Kim Chan Logan, March 13, 2017

Kim Chan Logan, the BC Liberal Candidate for Vancouver-Kensington, joins search to preserve Chinatown heritage with link to her family. When BC Liberal candidate Kim Chan Logan picked up the Vancouver Sun on February 1, there on the front page staring back at her was a mural of her great-grandfather.
The Vancouver Sun story featured Sai Woo Restaurant owner Salli Pateman, who has launched a public search to locate a large neon rooster sign that hung outside the restaurant’s namesake in the 1950s, as a way to reflect the neighbourhood’s history. The restaurant is located in the Chin Wing Chun Society building and Chan Logan’s great-grandfather, Quai Chan, was one of the original founders of the society and its first treasurer in 1918. As a result, Pateman commissioned a mural of Chan Logan’s great-grandfather to honour the history and culture of the society and neighbourhood. Read more…

Vancouver restaurateur on the hunt for Sai Woo’s original neon sign

CTVNews.ca Staff, March 2, 2017

Salli Pateman is in search of a sign. The owner of Sai Woo — a swanky pan-Asian eatery in Vancouver’s historic Chinatown — is trying to track down the original neon sign that once graced the building that houses her restaurant. Sai Woo first opened its doors as a chop suey house in 1925. Its delightfully garish neon sign, which featured a giant rooster with spread wings, was likely taken down when the original restaurant was closed in 1959. The existence of the sign was known from archival footage. Read more…

Chinatown neon rooster sign search becomes … a B.C. election issue?

David P. Ball, Feb 08 2017

Great-granddaughter of Chin Wing Chun society founder joins the quest to find missing sign that once adorned the building’s Sai Woo restaurant. Ninety-nine years after Kim Chan Logan’s great-grandfather Quai Chan co-founded a benevolent society in a Vancouver Chinatown building, she’s now joined a public search for a piece of that building’s history. The Sai Woo restaurant — a modern fusion eatery in the same space as its 1920s-founded namesake — posted a $500 reward for its predecessor’s giant neon rooster sign on Jan. 24. Read more…
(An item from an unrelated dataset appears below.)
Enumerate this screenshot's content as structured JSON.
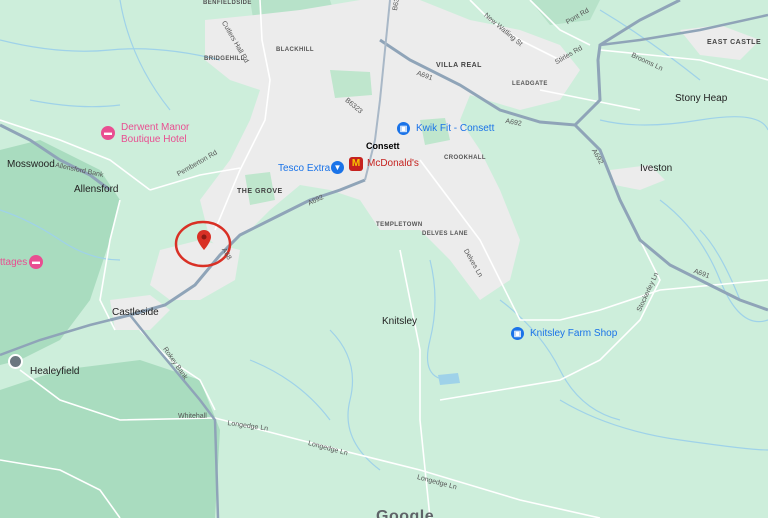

Kim Chan Logan holds an image of Sai Woo Restaurant’s original neon rooster sign as she stands in the eatery on Tuesday. Behind her is a mural depicting her great-grandfather Quai Chan, who in 1918 co-founded the Chin Wing Chun society which owns the heritage building. She’s running for the BC Liberals in May’s provincial election. DAVID P. BALL / METRO

Searching for a lost piece of Vancouver’s Chinatown

JOHN MACKIE, January 31, 2017

When Salli Pateman decided to open a restaurant in Chinatown she wanted to do something that reflected the neighbourhood’s history. The Vancouver Archives had a 1936 photo of her building at 158 East Pender, showing staff from the Sai Woo Chop Suey restaurant watching a parade. So she named her restaurant Sai Woo. Read more…

Men on street in front of Sai Woo Chop Suey House at 158 East Pender Street, circa 1936. James Crookall/Vancouver Archives AM640-S1-: CVA 260-452. JAMES CROOKALL / PNG